The reason this is a problem is that, classically, the state of a black hole is characterized by very few numbers: the mass, angular momentum, and electric charge.   There doesn’t seem to be room for “microstates” in a classical black hole.  So the overall point of the proposal is to describe what microstates would be.  The specific way this is done with “fuzzballs” is somewhat mysterious to me, but the overall idea makes sense.  One interesting consequence of this approach is that event horizons would be strictly a property of thermal states, in whatever underlying theory one takes to be the quantum theory behind classical gravity (here assumed to be some specific form of string theory – the example he was using is something called the B1-B5 black hole, which I know nothing about).  That’s because a pure state would have a single microstate, hence have zero entropy, hence no horizon.

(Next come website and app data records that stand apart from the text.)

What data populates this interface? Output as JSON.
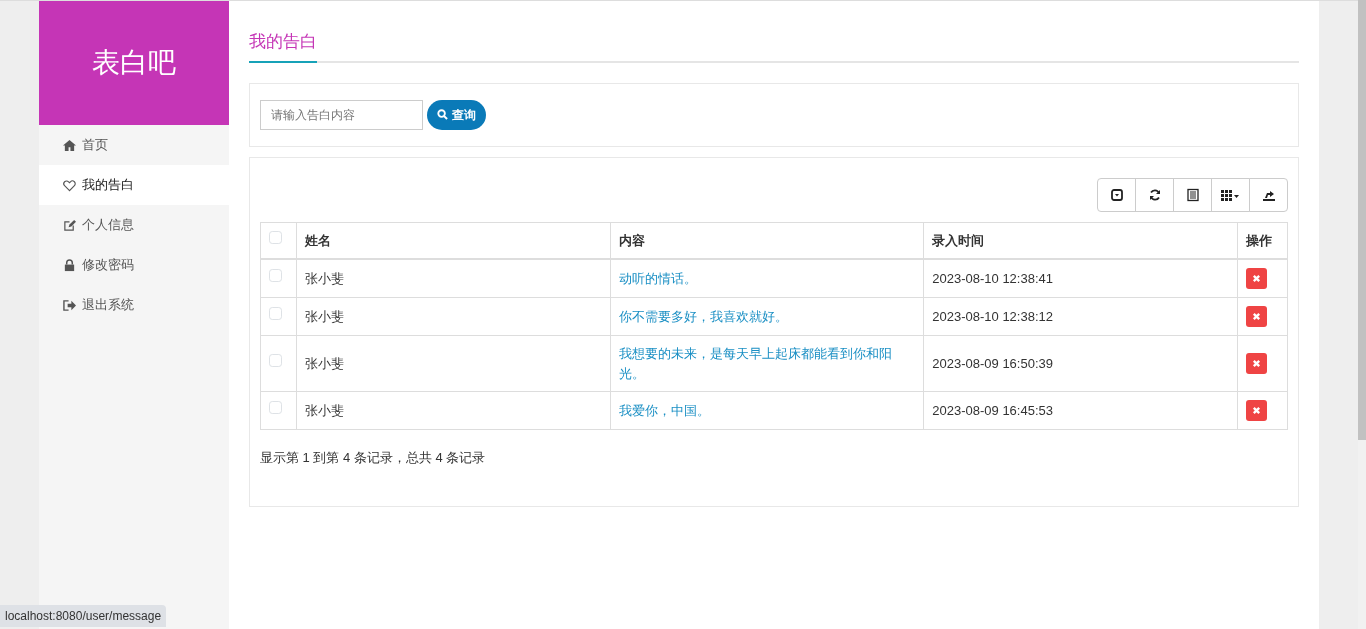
{
  "brand": "表白吧",
  "sidebar": {
    "items": [
      {
        "label": "首页",
        "selected": false
      },
      {
        "label": "我的告白",
        "selected": true
      },
      {
        "label": "个人信息",
        "selected": false
      },
      {
        "label": "修改密码",
        "selected": false
      },
      {
        "label": "退出系统",
        "selected": false
      }
    ]
  },
  "page_title": "我的告白",
  "search": {
    "placeholder": "请输入告白内容",
    "button": "查询"
  },
  "table": {
    "columns": [
      "姓名",
      "内容",
      "录入时间",
      "操作"
    ],
    "all_checked": false,
    "rows": [
      {
        "checked": false,
        "name": "张小斐",
        "content": "动听的情话。",
        "time": "2023-08-10 12:38:41"
      },
      {
        "checked": false,
        "name": "张小斐",
        "content": "你不需要多好，我喜欢就好。",
        "time": "2023-08-10 12:38:12"
      },
      {
        "checked": false,
        "name": "张小斐",
        "content": "我想要的未来，是每天早上起床都能看到你和阳光。",
        "time": "2023-08-09 16:50:39"
      },
      {
        "checked": false,
        "name": "张小斐",
        "content": "我爱你，中国。",
        "time": "2023-08-09 16:45:53"
      }
    ]
  },
  "pagination_info": "显示第 1 到第 4 条记录，总共 4 条记录",
  "status_bar": "localhost:8080/user/message"
}
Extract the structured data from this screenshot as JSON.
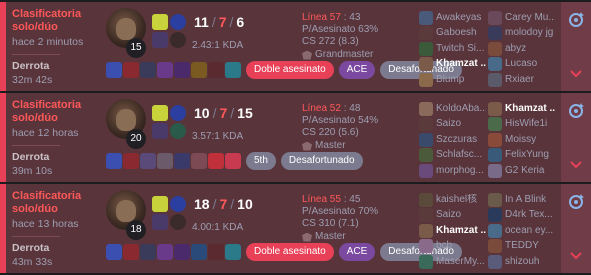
{
  "matches": [
    {
      "queue": "Clasificatoria solo/dúo",
      "ago": "hace 2 minutos",
      "result": "Derrota",
      "duration": "32m 42s",
      "level": "15",
      "kda": {
        "k": "11",
        "d": "7",
        "a": "6",
        "ratio": "2.43:1 KDA"
      },
      "lp_label": "Línea 57",
      "lp_time": " : 43",
      "kill_participation": "P/Asesinato 63%",
      "cs": "CS 272 (8.3)",
      "rank": "Grandmaster",
      "tags": [
        {
          "label": "Doble asesinato",
          "color": "red"
        },
        {
          "label": "ACE",
          "color": "purple"
        },
        {
          "label": "Desafortunado",
          "color": "gray"
        }
      ],
      "team1": [
        "Awakeyas",
        "Gaboesh",
        "Twitch Si...",
        "Khamzat ...",
        "Blump"
      ],
      "team2": [
        "Carey Mu...",
        "molodoy jg",
        "abyz",
        "Lucaso",
        "Rxiaer"
      ],
      "me_team": 1,
      "me_index": 3
    },
    {
      "queue": "Clasificatoria solo/dúo",
      "ago": "hace 12 horas",
      "result": "Derrota",
      "duration": "39m 10s",
      "level": "20",
      "kda": {
        "k": "10",
        "d": "7",
        "a": "15",
        "ratio": "3.57:1 KDA"
      },
      "lp_label": "Línea 52",
      "lp_time": " : 48",
      "kill_participation": "P/Asesinato 54%",
      "cs": "CS 220 (5.6)",
      "rank": "Master",
      "tags": [
        {
          "label": "5th",
          "color": "gray"
        },
        {
          "label": "Desafortunado",
          "color": "gray"
        }
      ],
      "team1": [
        "KoldoAba...",
        "Saizo",
        "Szczuras",
        "Schlafsc...",
        "morphog..."
      ],
      "team2": [
        "Khamzat ...",
        "HisWife1i",
        "Moissy",
        "FelixYung",
        "G2 Keria"
      ],
      "me_team": 2,
      "me_index": 0
    },
    {
      "queue": "Clasificatoria solo/dúo",
      "ago": "hace 13 horas",
      "result": "Derrota",
      "duration": "43m 33s",
      "level": "18",
      "kda": {
        "k": "18",
        "d": "7",
        "a": "10",
        "ratio": "4.00:1 KDA"
      },
      "lp_label": "Línea 55",
      "lp_time": " : 45",
      "kill_participation": "P/Asesinato 70%",
      "cs": "CS 310 (7.1)",
      "rank": "Master",
      "tags": [
        {
          "label": "Doble asesinato",
          "color": "red"
        },
        {
          "label": "ACE",
          "color": "purple"
        },
        {
          "label": "Desafortunado",
          "color": "gray"
        }
      ],
      "team1": [
        "kaishel核",
        "Saizo",
        "Khamzat ...",
        "bcb",
        "MaserMy..."
      ],
      "team2": [
        "In A Blink",
        "D4rk Tex...",
        "ocean ey...",
        "TEDDY",
        "shizouh"
      ],
      "me_team": 1,
      "me_index": 2
    }
  ],
  "colors": {
    "loss_bg": "#59343b",
    "loss_border": "#e84057",
    "accent_red": "#ff5859"
  }
}
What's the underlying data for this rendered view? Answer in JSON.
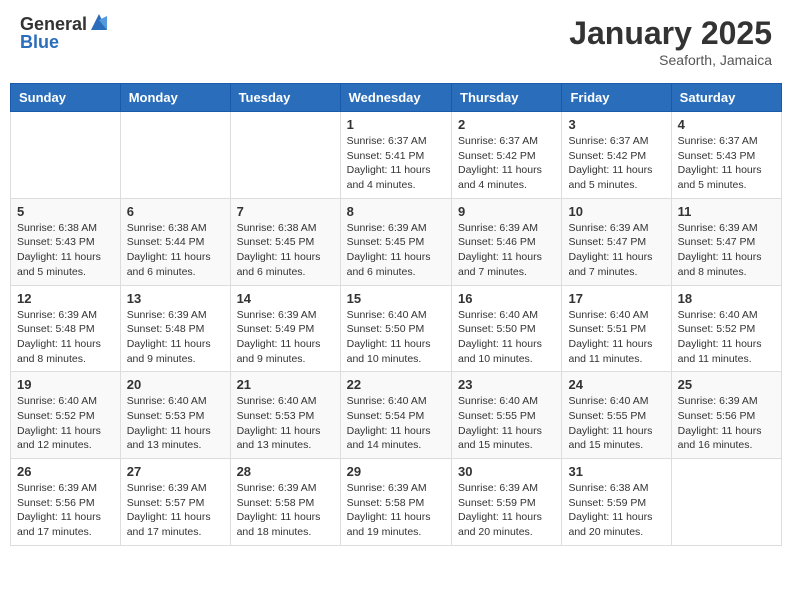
{
  "header": {
    "logo_general": "General",
    "logo_blue": "Blue",
    "month_title": "January 2025",
    "subtitle": "Seaforth, Jamaica"
  },
  "weekdays": [
    "Sunday",
    "Monday",
    "Tuesday",
    "Wednesday",
    "Thursday",
    "Friday",
    "Saturday"
  ],
  "weeks": [
    [
      {
        "day": "",
        "sunrise": "",
        "sunset": "",
        "daylight": ""
      },
      {
        "day": "",
        "sunrise": "",
        "sunset": "",
        "daylight": ""
      },
      {
        "day": "",
        "sunrise": "",
        "sunset": "",
        "daylight": ""
      },
      {
        "day": "1",
        "sunrise": "Sunrise: 6:37 AM",
        "sunset": "Sunset: 5:41 PM",
        "daylight": "Daylight: 11 hours and 4 minutes."
      },
      {
        "day": "2",
        "sunrise": "Sunrise: 6:37 AM",
        "sunset": "Sunset: 5:42 PM",
        "daylight": "Daylight: 11 hours and 4 minutes."
      },
      {
        "day": "3",
        "sunrise": "Sunrise: 6:37 AM",
        "sunset": "Sunset: 5:42 PM",
        "daylight": "Daylight: 11 hours and 5 minutes."
      },
      {
        "day": "4",
        "sunrise": "Sunrise: 6:37 AM",
        "sunset": "Sunset: 5:43 PM",
        "daylight": "Daylight: 11 hours and 5 minutes."
      }
    ],
    [
      {
        "day": "5",
        "sunrise": "Sunrise: 6:38 AM",
        "sunset": "Sunset: 5:43 PM",
        "daylight": "Daylight: 11 hours and 5 minutes."
      },
      {
        "day": "6",
        "sunrise": "Sunrise: 6:38 AM",
        "sunset": "Sunset: 5:44 PM",
        "daylight": "Daylight: 11 hours and 6 minutes."
      },
      {
        "day": "7",
        "sunrise": "Sunrise: 6:38 AM",
        "sunset": "Sunset: 5:45 PM",
        "daylight": "Daylight: 11 hours and 6 minutes."
      },
      {
        "day": "8",
        "sunrise": "Sunrise: 6:39 AM",
        "sunset": "Sunset: 5:45 PM",
        "daylight": "Daylight: 11 hours and 6 minutes."
      },
      {
        "day": "9",
        "sunrise": "Sunrise: 6:39 AM",
        "sunset": "Sunset: 5:46 PM",
        "daylight": "Daylight: 11 hours and 7 minutes."
      },
      {
        "day": "10",
        "sunrise": "Sunrise: 6:39 AM",
        "sunset": "Sunset: 5:47 PM",
        "daylight": "Daylight: 11 hours and 7 minutes."
      },
      {
        "day": "11",
        "sunrise": "Sunrise: 6:39 AM",
        "sunset": "Sunset: 5:47 PM",
        "daylight": "Daylight: 11 hours and 8 minutes."
      }
    ],
    [
      {
        "day": "12",
        "sunrise": "Sunrise: 6:39 AM",
        "sunset": "Sunset: 5:48 PM",
        "daylight": "Daylight: 11 hours and 8 minutes."
      },
      {
        "day": "13",
        "sunrise": "Sunrise: 6:39 AM",
        "sunset": "Sunset: 5:48 PM",
        "daylight": "Daylight: 11 hours and 9 minutes."
      },
      {
        "day": "14",
        "sunrise": "Sunrise: 6:39 AM",
        "sunset": "Sunset: 5:49 PM",
        "daylight": "Daylight: 11 hours and 9 minutes."
      },
      {
        "day": "15",
        "sunrise": "Sunrise: 6:40 AM",
        "sunset": "Sunset: 5:50 PM",
        "daylight": "Daylight: 11 hours and 10 minutes."
      },
      {
        "day": "16",
        "sunrise": "Sunrise: 6:40 AM",
        "sunset": "Sunset: 5:50 PM",
        "daylight": "Daylight: 11 hours and 10 minutes."
      },
      {
        "day": "17",
        "sunrise": "Sunrise: 6:40 AM",
        "sunset": "Sunset: 5:51 PM",
        "daylight": "Daylight: 11 hours and 11 minutes."
      },
      {
        "day": "18",
        "sunrise": "Sunrise: 6:40 AM",
        "sunset": "Sunset: 5:52 PM",
        "daylight": "Daylight: 11 hours and 11 minutes."
      }
    ],
    [
      {
        "day": "19",
        "sunrise": "Sunrise: 6:40 AM",
        "sunset": "Sunset: 5:52 PM",
        "daylight": "Daylight: 11 hours and 12 minutes."
      },
      {
        "day": "20",
        "sunrise": "Sunrise: 6:40 AM",
        "sunset": "Sunset: 5:53 PM",
        "daylight": "Daylight: 11 hours and 13 minutes."
      },
      {
        "day": "21",
        "sunrise": "Sunrise: 6:40 AM",
        "sunset": "Sunset: 5:53 PM",
        "daylight": "Daylight: 11 hours and 13 minutes."
      },
      {
        "day": "22",
        "sunrise": "Sunrise: 6:40 AM",
        "sunset": "Sunset: 5:54 PM",
        "daylight": "Daylight: 11 hours and 14 minutes."
      },
      {
        "day": "23",
        "sunrise": "Sunrise: 6:40 AM",
        "sunset": "Sunset: 5:55 PM",
        "daylight": "Daylight: 11 hours and 15 minutes."
      },
      {
        "day": "24",
        "sunrise": "Sunrise: 6:40 AM",
        "sunset": "Sunset: 5:55 PM",
        "daylight": "Daylight: 11 hours and 15 minutes."
      },
      {
        "day": "25",
        "sunrise": "Sunrise: 6:39 AM",
        "sunset": "Sunset: 5:56 PM",
        "daylight": "Daylight: 11 hours and 16 minutes."
      }
    ],
    [
      {
        "day": "26",
        "sunrise": "Sunrise: 6:39 AM",
        "sunset": "Sunset: 5:56 PM",
        "daylight": "Daylight: 11 hours and 17 minutes."
      },
      {
        "day": "27",
        "sunrise": "Sunrise: 6:39 AM",
        "sunset": "Sunset: 5:57 PM",
        "daylight": "Daylight: 11 hours and 17 minutes."
      },
      {
        "day": "28",
        "sunrise": "Sunrise: 6:39 AM",
        "sunset": "Sunset: 5:58 PM",
        "daylight": "Daylight: 11 hours and 18 minutes."
      },
      {
        "day": "29",
        "sunrise": "Sunrise: 6:39 AM",
        "sunset": "Sunset: 5:58 PM",
        "daylight": "Daylight: 11 hours and 19 minutes."
      },
      {
        "day": "30",
        "sunrise": "Sunrise: 6:39 AM",
        "sunset": "Sunset: 5:59 PM",
        "daylight": "Daylight: 11 hours and 20 minutes."
      },
      {
        "day": "31",
        "sunrise": "Sunrise: 6:38 AM",
        "sunset": "Sunset: 5:59 PM",
        "daylight": "Daylight: 11 hours and 20 minutes."
      },
      {
        "day": "",
        "sunrise": "",
        "sunset": "",
        "daylight": ""
      }
    ]
  ]
}
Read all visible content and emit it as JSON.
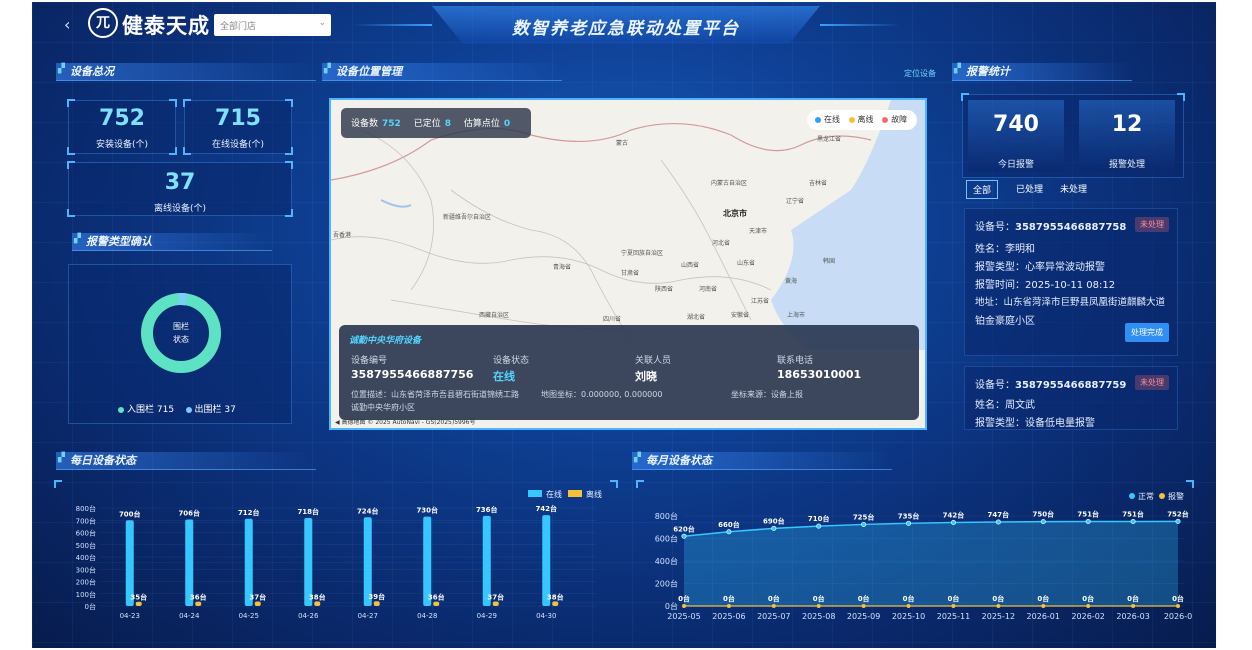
{
  "header": {
    "back_icon": "‹",
    "logo_glyph": "兀",
    "brand": "健泰天成",
    "store_select": "全部门店",
    "title": "数智养老应急联动处置平台"
  },
  "device_overview": {
    "title": "设备总况",
    "installed": {
      "value": "752",
      "label": "安装设备(个)"
    },
    "online": {
      "value": "715",
      "label": "在线设备(个)"
    },
    "offline": {
      "value": "37",
      "label": "离线设备(个)"
    }
  },
  "alarm_type": {
    "title": "报警类型确认",
    "center_label_1": "围栏",
    "center_label_2": "状态",
    "legend": [
      {
        "label": "入围栏",
        "value": "715",
        "color": "#5ee2c4"
      },
      {
        "label": "出围栏",
        "value": "37",
        "color": "#7ecbff"
      }
    ]
  },
  "map": {
    "title": "设备位置管理",
    "link": "定位设备",
    "stats": {
      "devices_label": "设备数",
      "devices": "752",
      "located_label": "已定位",
      "located": "8",
      "estimated_label": "估算点位",
      "estimated": "0"
    },
    "legend": [
      {
        "label": "在线",
        "color": "#2fa0ff"
      },
      {
        "label": "离线",
        "color": "#f5c03a"
      },
      {
        "label": "故障",
        "color": "#f56a6a"
      }
    ],
    "labels": [
      {
        "text": "蒙古"
      },
      {
        "text": "黑龙江省"
      },
      {
        "text": "内蒙古自治区"
      },
      {
        "text": "吉林省"
      },
      {
        "text": "辽宁省"
      },
      {
        "text": "北京市"
      },
      {
        "text": "天津市"
      },
      {
        "text": "河北省"
      },
      {
        "text": "新疆维吾尔自治区"
      },
      {
        "text": "宁夏回族自治区"
      },
      {
        "text": "山西省"
      },
      {
        "text": "山东省"
      },
      {
        "text": "甘肃省"
      },
      {
        "text": "青海省"
      },
      {
        "text": "陕西省"
      },
      {
        "text": "河南省"
      },
      {
        "text": "江苏省"
      },
      {
        "text": "西藏自治区"
      },
      {
        "text": "四川省"
      },
      {
        "text": "湖北省"
      },
      {
        "text": "安徽省"
      },
      {
        "text": "上海市"
      },
      {
        "text": "韩国"
      },
      {
        "text": "黄海"
      },
      {
        "text": "吾香港"
      }
    ],
    "device": {
      "title": "诚勤中央华府设备",
      "id_label": "设备编号",
      "id": "3587955466887756",
      "status_label": "设备状态",
      "status": "在线",
      "person_label": "关联人员",
      "person": "刘晓",
      "phone_label": "联系电话",
      "phone": "18653010001",
      "location": "位置描述：山东省菏泽市吾县碧石街道锦绣工路",
      "coords": "地图坐标：0.000000, 0.000000",
      "source": "坐标来源：设备上报",
      "location_2": "诚勤中央华府小区"
    },
    "attribution": "◀ 高德地图 © 2025 AutoNavi - GS(2025)5996号"
  },
  "alarm_stats": {
    "title": "报警统计",
    "today": {
      "value": "740",
      "label": "今日报警"
    },
    "handled": {
      "value": "12",
      "label": "报警处理"
    },
    "tabs": [
      "全部",
      "已处理",
      "未处理"
    ],
    "cards": [
      {
        "device_label": "设备号：",
        "device": "3587955466887758",
        "badge": "未处理",
        "name": "姓名：李明和",
        "type": "报警类型：心率异常波动报警",
        "time": "报警时间：2025-10-11 08:12",
        "address": "地址：山东省菏泽市巨野县凤凰街道麒麟大道",
        "address_2": "铂金豪庭小区",
        "action": "处理完成"
      },
      {
        "device_label": "设备号：",
        "device": "3587955466887759",
        "badge": "未处理",
        "name": "姓名：周文武",
        "type": "报警类型：设备低电量报警"
      }
    ]
  },
  "daily_chart_title": "每日设备状态",
  "monthly_chart_title": "每月设备状态",
  "chart_data": [
    {
      "type": "bar",
      "categories": [
        "04-23",
        "04-24",
        "04-25",
        "04-26",
        "04-27",
        "04-28",
        "04-29",
        "04-30"
      ],
      "series": [
        {
          "name": "在线",
          "values": [
            700,
            706,
            712,
            718,
            724,
            730,
            736,
            742
          ],
          "labels": [
            "700台",
            "706台",
            "712台",
            "718台",
            "724台",
            "730台",
            "736台",
            "742台"
          ],
          "color": "#36c7ff"
        },
        {
          "name": "离线",
          "values": [
            35,
            36,
            37,
            38,
            39,
            36,
            37,
            38
          ],
          "labels": [
            "35台",
            "36台",
            "37台",
            "38台",
            "39台",
            "36台",
            "37台",
            "38台"
          ],
          "color": "#f5c03a"
        }
      ],
      "yticks": [
        "0台",
        "100台",
        "200台",
        "300台",
        "400台",
        "500台",
        "600台",
        "700台",
        "800台"
      ],
      "ylim": [
        0,
        800
      ]
    },
    {
      "type": "area",
      "x": [
        "2025-05",
        "2025-06",
        "2025-07",
        "2025-08",
        "2025-09",
        "2025-10",
        "2025-11",
        "2025-12",
        "2026-01",
        "2026-02",
        "2026-03",
        "2026-0"
      ],
      "series": [
        {
          "name": "正常",
          "values": [
            620,
            660,
            690,
            710,
            725,
            735,
            742,
            747,
            750,
            751,
            751,
            752
          ],
          "labels": [
            "620台",
            "660台",
            "690台",
            "710台",
            "725台",
            "735台",
            "742台",
            "747台",
            "750台",
            "751台",
            "751台",
            "752台"
          ],
          "color": "#36c7ff"
        },
        {
          "name": "报警",
          "values": [
            0,
            0,
            0,
            0,
            0,
            0,
            0,
            0,
            0,
            0,
            0,
            0
          ],
          "labels": [
            "0台",
            "0台",
            "0台",
            "0台",
            "0台",
            "0台",
            "0台",
            "0台",
            "0台",
            "0台",
            "0台",
            "0台"
          ],
          "color": "#f5c03a"
        }
      ],
      "yticks": [
        "0台",
        "200台",
        "400台",
        "600台",
        "800台"
      ],
      "ylim": [
        0,
        800
      ]
    }
  ]
}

Now, what little I do understand about the particular model relies on the fact that near a (classical) event horizon, the background metric has a component that looks like anti-deSitter space – a vacuum solution to the Einstein equations with a negative cosmological constant.  (This part isn’t so hard to see – AdS space has that “saddle-shaped” appearance of a hyperbolic surface, and so does the area around a horizon, even when you draw it like this.)  But then, there is the AdS/CFT correspondence that says states for a gravitational field in (asymptotically) anti-deSitter space correspond to states for a conformal field theory (CFT) at the boundary.  So the way to get microstates, in the “fuzzball” proposal, is to look at this CFT, and find geometries that correspond to them.  Some would be well-approximated by the classical, horizon-ridden geometry, but others would be different.  The fact that this CFT is defined at the boundary explains why entropy would be proportional to area, not volume, of the black hole – this being a manifestation of the so-called “holographic principle”.  The “fuzziness” that one throws away by reducing a thermal state that combines these many geometries to the classical “no-hair” black hole determined by just three numbers is exactly the information described by the entropy.

I couldn’t follow some parts of it, not having much string-theory background – I don’t feel qualified to judge whether string theory makes sense as physics, but it isn’t an approach I’ve studied much.  Still, this talk did reinforce my feeling that the AdS/CFT correspondence, at the very least, is something well-worth learning about and important in its own right.

Coming soon: descriptions of the TQFT club seminars which are starting up at IST.